Wages for Alaskans working year-round are about $4,000 lower than they were 25 years ago, according to a new report by state labor economists. And yet Alaskans are actually taking in more money than they were in 1989, even when inflation is taken into account.
The lower wage numbers reflect in large part the expansion of restaurants and retail stores, where jobs tend to be lower-paying, in the last two and a half decades since the oil-driven boom of the 1980s, said report author Mali Abrahamson, an economist with the Alaska Department of Labor.
"We can have only high-paying jobs and no services because everyone is working in the oil patch or we can have services," she said.
And although 1989 marked the tail end of Alaska's biggest recession, wages were still in a cooling trend after the extraordinary boom years preceding the bust, she said. They hit a low in 1999 before rising again to near-current levels.
Overall, with the exception of health care, wage levels dropped for a wide swath of occupations, including those in state and local government, construction, food prep, personal care, architecture and engineering.
The wage numbers are incomplete in that they do not include the substantial number of federal workers, both civilian and military, in Alaska and the large number of seasonal workers. Business owners, including partners in law firms, medical practices, restaurant ventures or contracting businesses, were not counted either.
Wage drop outweighed by other income sources
Alaskans may be taking home lower wages but appear to be earning more through other means.

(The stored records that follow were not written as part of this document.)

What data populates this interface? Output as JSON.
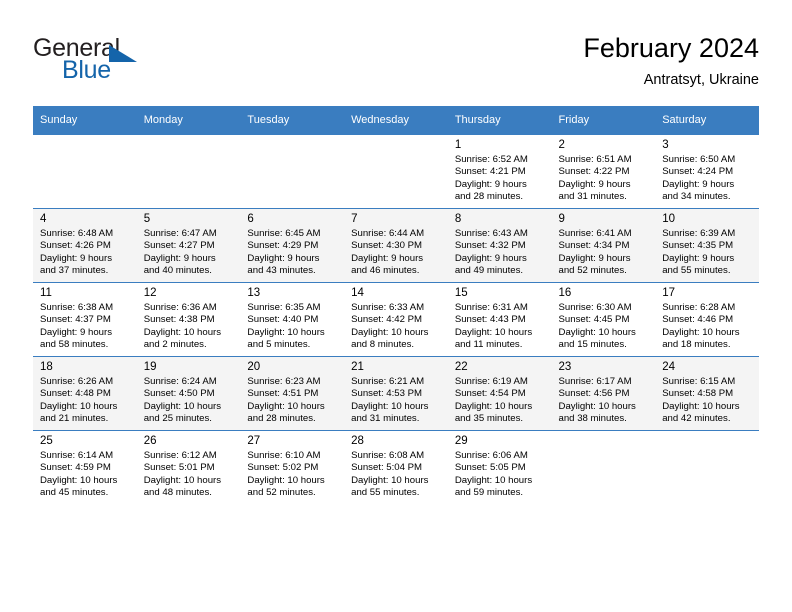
{
  "brand": {
    "name_top": "General",
    "name_bottom": "Blue",
    "accent_color": "#1464aa",
    "triangle_icon": "brand-triangle-icon"
  },
  "header": {
    "title": "February 2024",
    "subtitle": "Antratsyt, Ukraine"
  },
  "theme": {
    "header_bg": "#3a7dc0",
    "header_text": "#ffffff",
    "row_alt_bg": "#f4f4f4",
    "grid_line": "#3a7dc0"
  },
  "calendar": {
    "weekday_headers": [
      "Sunday",
      "Monday",
      "Tuesday",
      "Wednesday",
      "Thursday",
      "Friday",
      "Saturday"
    ],
    "weeks": [
      [
        {
          "day": "",
          "info": ""
        },
        {
          "day": "",
          "info": ""
        },
        {
          "day": "",
          "info": ""
        },
        {
          "day": "",
          "info": ""
        },
        {
          "day": "1",
          "info": "Sunrise: 6:52 AM\nSunset: 4:21 PM\nDaylight: 9 hours\nand 28 minutes."
        },
        {
          "day": "2",
          "info": "Sunrise: 6:51 AM\nSunset: 4:22 PM\nDaylight: 9 hours\nand 31 minutes."
        },
        {
          "day": "3",
          "info": "Sunrise: 6:50 AM\nSunset: 4:24 PM\nDaylight: 9 hours\nand 34 minutes."
        }
      ],
      [
        {
          "day": "4",
          "info": "Sunrise: 6:48 AM\nSunset: 4:26 PM\nDaylight: 9 hours\nand 37 minutes."
        },
        {
          "day": "5",
          "info": "Sunrise: 6:47 AM\nSunset: 4:27 PM\nDaylight: 9 hours\nand 40 minutes."
        },
        {
          "day": "6",
          "info": "Sunrise: 6:45 AM\nSunset: 4:29 PM\nDaylight: 9 hours\nand 43 minutes."
        },
        {
          "day": "7",
          "info": "Sunrise: 6:44 AM\nSunset: 4:30 PM\nDaylight: 9 hours\nand 46 minutes."
        },
        {
          "day": "8",
          "info": "Sunrise: 6:43 AM\nSunset: 4:32 PM\nDaylight: 9 hours\nand 49 minutes."
        },
        {
          "day": "9",
          "info": "Sunrise: 6:41 AM\nSunset: 4:34 PM\nDaylight: 9 hours\nand 52 minutes."
        },
        {
          "day": "10",
          "info": "Sunrise: 6:39 AM\nSunset: 4:35 PM\nDaylight: 9 hours\nand 55 minutes."
        }
      ],
      [
        {
          "day": "11",
          "info": "Sunrise: 6:38 AM\nSunset: 4:37 PM\nDaylight: 9 hours\nand 58 minutes."
        },
        {
          "day": "12",
          "info": "Sunrise: 6:36 AM\nSunset: 4:38 PM\nDaylight: 10 hours\nand 2 minutes."
        },
        {
          "day": "13",
          "info": "Sunrise: 6:35 AM\nSunset: 4:40 PM\nDaylight: 10 hours\nand 5 minutes."
        },
        {
          "day": "14",
          "info": "Sunrise: 6:33 AM\nSunset: 4:42 PM\nDaylight: 10 hours\nand 8 minutes."
        },
        {
          "day": "15",
          "info": "Sunrise: 6:31 AM\nSunset: 4:43 PM\nDaylight: 10 hours\nand 11 minutes."
        },
        {
          "day": "16",
          "info": "Sunrise: 6:30 AM\nSunset: 4:45 PM\nDaylight: 10 hours\nand 15 minutes."
        },
        {
          "day": "17",
          "info": "Sunrise: 6:28 AM\nSunset: 4:46 PM\nDaylight: 10 hours\nand 18 minutes."
        }
      ],
      [
        {
          "day": "18",
          "info": "Sunrise: 6:26 AM\nSunset: 4:48 PM\nDaylight: 10 hours\nand 21 minutes."
        },
        {
          "day": "19",
          "info": "Sunrise: 6:24 AM\nSunset: 4:50 PM\nDaylight: 10 hours\nand 25 minutes."
        },
        {
          "day": "20",
          "info": "Sunrise: 6:23 AM\nSunset: 4:51 PM\nDaylight: 10 hours\nand 28 minutes."
        },
        {
          "day": "21",
          "info": "Sunrise: 6:21 AM\nSunset: 4:53 PM\nDaylight: 10 hours\nand 31 minutes."
        },
        {
          "day": "22",
          "info": "Sunrise: 6:19 AM\nSunset: 4:54 PM\nDaylight: 10 hours\nand 35 minutes."
        },
        {
          "day": "23",
          "info": "Sunrise: 6:17 AM\nSunset: 4:56 PM\nDaylight: 10 hours\nand 38 minutes."
        },
        {
          "day": "24",
          "info": "Sunrise: 6:15 AM\nSunset: 4:58 PM\nDaylight: 10 hours\nand 42 minutes."
        }
      ],
      [
        {
          "day": "25",
          "info": "Sunrise: 6:14 AM\nSunset: 4:59 PM\nDaylight: 10 hours\nand 45 minutes."
        },
        {
          "day": "26",
          "info": "Sunrise: 6:12 AM\nSunset: 5:01 PM\nDaylight: 10 hours\nand 48 minutes."
        },
        {
          "day": "27",
          "info": "Sunrise: 6:10 AM\nSunset: 5:02 PM\nDaylight: 10 hours\nand 52 minutes."
        },
        {
          "day": "28",
          "info": "Sunrise: 6:08 AM\nSunset: 5:04 PM\nDaylight: 10 hours\nand 55 minutes."
        },
        {
          "day": "29",
          "info": "Sunrise: 6:06 AM\nSunset: 5:05 PM\nDaylight: 10 hours\nand 59 minutes."
        },
        {
          "day": "",
          "info": ""
        },
        {
          "day": "",
          "info": ""
        }
      ]
    ]
  }
}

Wages -- the amount people are paid on the clock -- are only one way a person might earn money. Although wages have dropped for Alaskans, other income sources have risen: namely, pensions and health-care benefits for workers, as well as Medicare, Medicaid and Social Security benefits. Income also includes additional employee benefits such as 401(k) matching and dividends from corporations or the Alaska Permanent Fund.

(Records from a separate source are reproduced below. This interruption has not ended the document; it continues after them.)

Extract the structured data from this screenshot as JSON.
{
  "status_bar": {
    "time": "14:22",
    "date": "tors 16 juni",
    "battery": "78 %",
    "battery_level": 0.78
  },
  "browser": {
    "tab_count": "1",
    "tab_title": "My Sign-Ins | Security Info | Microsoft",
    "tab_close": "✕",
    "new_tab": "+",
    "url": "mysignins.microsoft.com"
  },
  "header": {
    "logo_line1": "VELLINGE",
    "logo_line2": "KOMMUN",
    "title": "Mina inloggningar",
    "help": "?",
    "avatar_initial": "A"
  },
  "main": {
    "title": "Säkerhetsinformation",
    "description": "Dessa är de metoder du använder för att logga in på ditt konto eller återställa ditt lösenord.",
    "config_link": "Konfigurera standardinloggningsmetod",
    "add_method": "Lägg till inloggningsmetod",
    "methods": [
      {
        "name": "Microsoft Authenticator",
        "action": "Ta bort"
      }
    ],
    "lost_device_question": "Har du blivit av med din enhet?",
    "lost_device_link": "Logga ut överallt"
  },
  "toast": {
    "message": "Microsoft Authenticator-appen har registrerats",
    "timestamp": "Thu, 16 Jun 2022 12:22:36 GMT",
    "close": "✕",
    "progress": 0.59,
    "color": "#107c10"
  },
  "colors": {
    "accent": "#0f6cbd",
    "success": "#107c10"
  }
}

Taken together, the increases in other forms of income have outweighed the wage drop, driving up Alaskans' income since 1989 by about $13,000 per person, according to data from the federal Bureau of Economic Analysis. The state's median wage per person was the highest in the nation in 2013, and median income per capita was also among the nation's highest.
"I don't think we are worse off now than we were in 1989," Abrahamson said. "It would be accurate to say that Alaskans are making more money today than they were then."